Apps which deliver patient safety benefits were frequently mentioned. At Royal Liverpool and Broadgreen University Hospitals NHS Trust, mobile devices are being used to support the identification of sepsis – which currently claims more UK lives than prostate cancer, breast cancer and bowel cancer put together.
“With the algorithm that we use for electronic sepsis reporting, we estimate that 200 lives a year will be saved by identifying the sepsis indicators quicker,” said David Walliker, the trust’s chief information officer.
A similar setup is in place at Chelsea and Westminster NHS Foundation Trust, and similar benefits have been seen. The clinical director of acute services at the organisation anticipates that just on one of its hospital sites, 50-60 lives a year should be saved through better identification of sepsis via mobile devices.
It’s the money… and more
The natural question, then: why aren’t mobile devices a part of the kit of every single NHS worker up and down the country? Predictably the other ‘m’ word came up in our research – money. But those we interviewed suggested the barriers go beyond that, and to complex cultural issues.

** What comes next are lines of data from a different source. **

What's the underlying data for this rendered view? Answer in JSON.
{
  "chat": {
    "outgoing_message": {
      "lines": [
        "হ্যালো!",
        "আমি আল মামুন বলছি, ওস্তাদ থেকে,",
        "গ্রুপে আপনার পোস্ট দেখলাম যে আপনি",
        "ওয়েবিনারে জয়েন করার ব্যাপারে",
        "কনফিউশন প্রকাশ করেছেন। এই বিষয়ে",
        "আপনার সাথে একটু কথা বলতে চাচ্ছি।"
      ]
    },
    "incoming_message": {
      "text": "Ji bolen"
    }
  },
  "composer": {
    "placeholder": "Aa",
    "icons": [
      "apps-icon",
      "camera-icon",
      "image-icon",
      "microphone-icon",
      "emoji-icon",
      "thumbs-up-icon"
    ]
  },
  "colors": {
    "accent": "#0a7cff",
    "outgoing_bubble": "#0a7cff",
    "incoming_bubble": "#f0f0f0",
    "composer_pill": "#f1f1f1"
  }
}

Royal Liverpool and Broadgreen’s Walliker suggested mobile devices and clinical software can bring users the immediate impression that they are being constantly assessed. “I think there is a sociological piece that you need to [solve] in that [as a member of staff using trust mobile apps] big brother is effectively watching you all the time.”
For Joanna Smith, CIO at Royal Brompton & Harefield NHS Foundation Trust, there was also an issue of how using mobile devices at work was perceived by staff. “I hear from some of the nurse educators that they actually do not allow nurses to be using their mobile phone when on the wards because they are there to care for patients. They do not want patients to think the nurses are more interested in social media. So that was a big surprise to me.”

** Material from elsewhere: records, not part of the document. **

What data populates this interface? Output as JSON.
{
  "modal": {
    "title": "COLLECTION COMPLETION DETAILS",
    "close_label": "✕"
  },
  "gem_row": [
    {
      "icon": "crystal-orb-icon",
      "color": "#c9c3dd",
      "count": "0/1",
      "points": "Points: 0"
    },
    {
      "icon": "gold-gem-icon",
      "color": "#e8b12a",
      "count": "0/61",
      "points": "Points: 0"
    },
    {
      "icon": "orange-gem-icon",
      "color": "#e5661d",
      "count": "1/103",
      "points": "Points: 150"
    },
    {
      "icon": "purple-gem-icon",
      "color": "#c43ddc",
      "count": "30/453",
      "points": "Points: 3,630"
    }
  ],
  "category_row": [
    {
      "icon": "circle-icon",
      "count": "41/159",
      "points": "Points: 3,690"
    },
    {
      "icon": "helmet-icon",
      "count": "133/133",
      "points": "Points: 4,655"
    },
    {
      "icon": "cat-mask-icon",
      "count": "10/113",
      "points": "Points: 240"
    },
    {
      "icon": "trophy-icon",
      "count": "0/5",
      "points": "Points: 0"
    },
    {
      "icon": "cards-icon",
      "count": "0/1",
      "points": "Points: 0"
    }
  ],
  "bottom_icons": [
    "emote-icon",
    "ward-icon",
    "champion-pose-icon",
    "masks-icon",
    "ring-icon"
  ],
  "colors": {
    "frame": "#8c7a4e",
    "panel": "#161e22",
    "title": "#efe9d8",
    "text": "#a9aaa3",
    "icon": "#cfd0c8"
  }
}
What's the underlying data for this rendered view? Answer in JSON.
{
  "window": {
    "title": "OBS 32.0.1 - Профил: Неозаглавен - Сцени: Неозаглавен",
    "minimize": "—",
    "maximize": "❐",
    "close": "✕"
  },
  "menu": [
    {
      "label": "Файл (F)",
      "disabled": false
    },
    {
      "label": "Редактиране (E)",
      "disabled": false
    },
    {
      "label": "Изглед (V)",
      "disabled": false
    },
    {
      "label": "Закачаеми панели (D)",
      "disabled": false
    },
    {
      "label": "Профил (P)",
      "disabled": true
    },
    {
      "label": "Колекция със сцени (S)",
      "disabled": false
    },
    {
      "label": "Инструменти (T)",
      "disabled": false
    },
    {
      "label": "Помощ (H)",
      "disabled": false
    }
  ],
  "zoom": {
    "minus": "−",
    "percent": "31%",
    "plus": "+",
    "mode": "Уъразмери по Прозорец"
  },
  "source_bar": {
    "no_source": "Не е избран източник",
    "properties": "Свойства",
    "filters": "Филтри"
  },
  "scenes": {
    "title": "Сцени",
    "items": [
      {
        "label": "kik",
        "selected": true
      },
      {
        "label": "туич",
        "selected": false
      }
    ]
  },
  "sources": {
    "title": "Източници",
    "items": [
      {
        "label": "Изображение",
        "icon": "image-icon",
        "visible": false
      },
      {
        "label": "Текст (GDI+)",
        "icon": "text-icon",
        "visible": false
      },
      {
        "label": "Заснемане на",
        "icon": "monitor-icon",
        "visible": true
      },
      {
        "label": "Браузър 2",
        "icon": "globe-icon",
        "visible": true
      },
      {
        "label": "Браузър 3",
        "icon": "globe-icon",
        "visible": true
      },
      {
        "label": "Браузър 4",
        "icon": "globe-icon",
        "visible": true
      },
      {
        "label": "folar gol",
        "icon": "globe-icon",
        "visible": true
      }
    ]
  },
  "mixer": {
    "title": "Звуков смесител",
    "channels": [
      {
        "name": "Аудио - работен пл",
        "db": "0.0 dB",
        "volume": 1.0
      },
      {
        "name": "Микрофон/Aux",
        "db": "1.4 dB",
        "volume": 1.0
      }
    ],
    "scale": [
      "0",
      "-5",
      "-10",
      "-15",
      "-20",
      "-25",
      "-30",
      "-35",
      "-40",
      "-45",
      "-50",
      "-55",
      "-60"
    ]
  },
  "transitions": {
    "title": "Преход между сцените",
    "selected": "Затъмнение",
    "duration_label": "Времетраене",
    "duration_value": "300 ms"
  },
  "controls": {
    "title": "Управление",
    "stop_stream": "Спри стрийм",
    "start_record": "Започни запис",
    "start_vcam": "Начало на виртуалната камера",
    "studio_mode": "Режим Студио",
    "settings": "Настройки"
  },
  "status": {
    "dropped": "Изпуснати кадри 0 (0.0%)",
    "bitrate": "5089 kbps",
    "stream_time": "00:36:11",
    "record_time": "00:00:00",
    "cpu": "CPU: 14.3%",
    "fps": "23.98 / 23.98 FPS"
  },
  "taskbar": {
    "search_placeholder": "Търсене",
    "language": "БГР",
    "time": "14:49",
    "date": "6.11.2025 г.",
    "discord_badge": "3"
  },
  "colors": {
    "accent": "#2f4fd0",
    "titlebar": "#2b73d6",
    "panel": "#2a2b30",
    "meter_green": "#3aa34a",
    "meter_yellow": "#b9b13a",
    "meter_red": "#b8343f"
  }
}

She added: “Some of our nurses don’t even like the idea of using mobile devices to put information into clinical systems. They just want to be interacting with the patient. Of course, that can be overcome. We can help them understand how they’re reducing risk for the patient, [and how] they’re going to catch issues quicker.”

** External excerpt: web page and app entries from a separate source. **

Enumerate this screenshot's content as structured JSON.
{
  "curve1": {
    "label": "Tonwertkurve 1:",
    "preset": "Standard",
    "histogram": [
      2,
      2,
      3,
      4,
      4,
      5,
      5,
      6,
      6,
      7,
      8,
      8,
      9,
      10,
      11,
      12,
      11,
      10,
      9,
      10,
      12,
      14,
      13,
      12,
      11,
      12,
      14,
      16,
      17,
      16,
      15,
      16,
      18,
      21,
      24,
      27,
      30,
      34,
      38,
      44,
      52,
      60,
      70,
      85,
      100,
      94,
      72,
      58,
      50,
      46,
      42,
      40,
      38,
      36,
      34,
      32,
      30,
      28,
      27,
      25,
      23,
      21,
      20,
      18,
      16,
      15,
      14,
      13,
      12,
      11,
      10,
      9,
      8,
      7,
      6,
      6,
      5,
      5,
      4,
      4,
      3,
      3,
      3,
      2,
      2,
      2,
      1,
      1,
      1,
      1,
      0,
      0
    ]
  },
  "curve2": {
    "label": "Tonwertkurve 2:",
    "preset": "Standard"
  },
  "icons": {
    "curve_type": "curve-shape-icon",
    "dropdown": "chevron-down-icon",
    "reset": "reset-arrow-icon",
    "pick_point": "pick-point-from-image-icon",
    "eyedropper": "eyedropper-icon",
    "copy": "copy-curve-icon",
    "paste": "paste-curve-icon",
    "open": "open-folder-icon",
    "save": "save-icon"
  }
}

Co-production and bolstering infrastructure
Enter, perhaps, the CCIO or CNIO. When our research looked at how barriers to mobile working could be overcome, the theme of staff engagement, co-design and leadership came through strongly. Lisa Emery told us West Hertfordshire Hospitals NHS Trust has recently established the role of chief nursing information officer, which she sees as an important part of understanding the IT needs of frontline clinicians.
Emery, the CIO at the trust, said: “Now we’ve got our chief nursing information officer in place we’re really starting to come together with the clinical teams to [better] understand how they want to interact with patients and how technology can enable that.”
West Herts is also planning investment in infrastructure, seen by many we spoke to as another key barrier to more technology-enabled working. It is notable that while 93% of those surveyed said they had wi-fi access at work, 30% rated the quality of it as average, poor, or very poor.
No-one likes change
If mobile devices are to become as important to a healthcare professional walking the corridors as when they’re walking to the bus stop, then that poor connectivity will be crucial to address. But, as the research made clear, it will also be necessary to support people as they adopt to the greater use of mobile technology in their workplace.
As Paul Duffy, co-director of IT and telecommunications at Belfast Health and Social Care Trust told us: “Basically, people don’t like change – even if it’s good, even if they know the existing processes are flawed. The trouble is moving from the known to the unknown – and we’re going to have to respect that.”